The visit to Ellergroon in Luxembourg
On Friday 26 October the Cape Winelands Biosphere Reserve (CWBR) had the amazing opportunity to visit a site in the south of Luxembourg that is earmarked to form part of Luxembourg’s first biosphere reserve. The Ellergron region has a rich natural and cultural history. At present an education centre and museum are open to the public at Ellergron. The museum focuses on the historical steel mines that dotted the area in previous centuries.
Representatives of the CWBR joined a group of students, accompanied by a teacher, and departed by bus from Athénée de Luxembourg. The end of the journey was Ellergronn centre and nature reserve. We visited a permanent exhibition on the natural and historical heritage of the region and was shown around the museum of the Cockerill-mine, including an exhibition on life in the mines, by a very informative guide. The mine was in operation from 1882 to 1967. Ellergronn comprises a network of nature reserves, including an indigenous hardwood forest of 1500 ha. The site was bought by the Luxembourg government in 1986 and opened in 2004 as a natural centre. The old unused mine shafts currently house bat species which are protected.
Ellergronn forms part of the core area of Luxembourg’s first biosphere reserve. The proposed biosphere reserve will cover approximately 2600 ha that will include various Natura 2000 sites. At present the nomination of the biosphere reserve is in process and the plan is to submit to UNESCO MAB in 2019. Although there are existing hiking trails in the region, UNESCO is planning to establish a more extensive network of hiking trails throughout the area.
During the afternoon two staff members of the Administration Nature and Forests took the group on a walking tour of the area. We explored the indigenous forest and were overwhelmed by the fall colours. The staff pointed out an old funicular that was used during the time when the mines were in full operation. A section of the area is known as the red rock region which is a Natura 2000 site. Some sections are covered by dry grasslands and in general the biodiversity of the area is very high. Most interesting information was provided by the staff members on the large number of orchids that are associated with the red rock region. Another historical mine site, Mine Prince Henri, was also visited and from there the group returned to the Ellergronn education centre.

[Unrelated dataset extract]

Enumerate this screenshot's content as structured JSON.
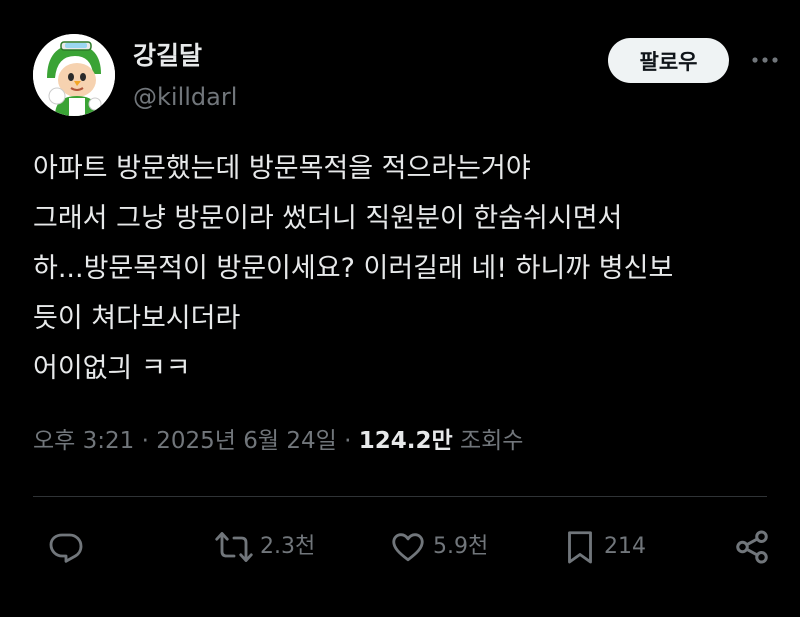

It was a very informative outing. The CWBR will follow the nomination of Luxembourg’s biosphere reserve with interest and would like to maintain communication with the future management entity of the biosphere reserve.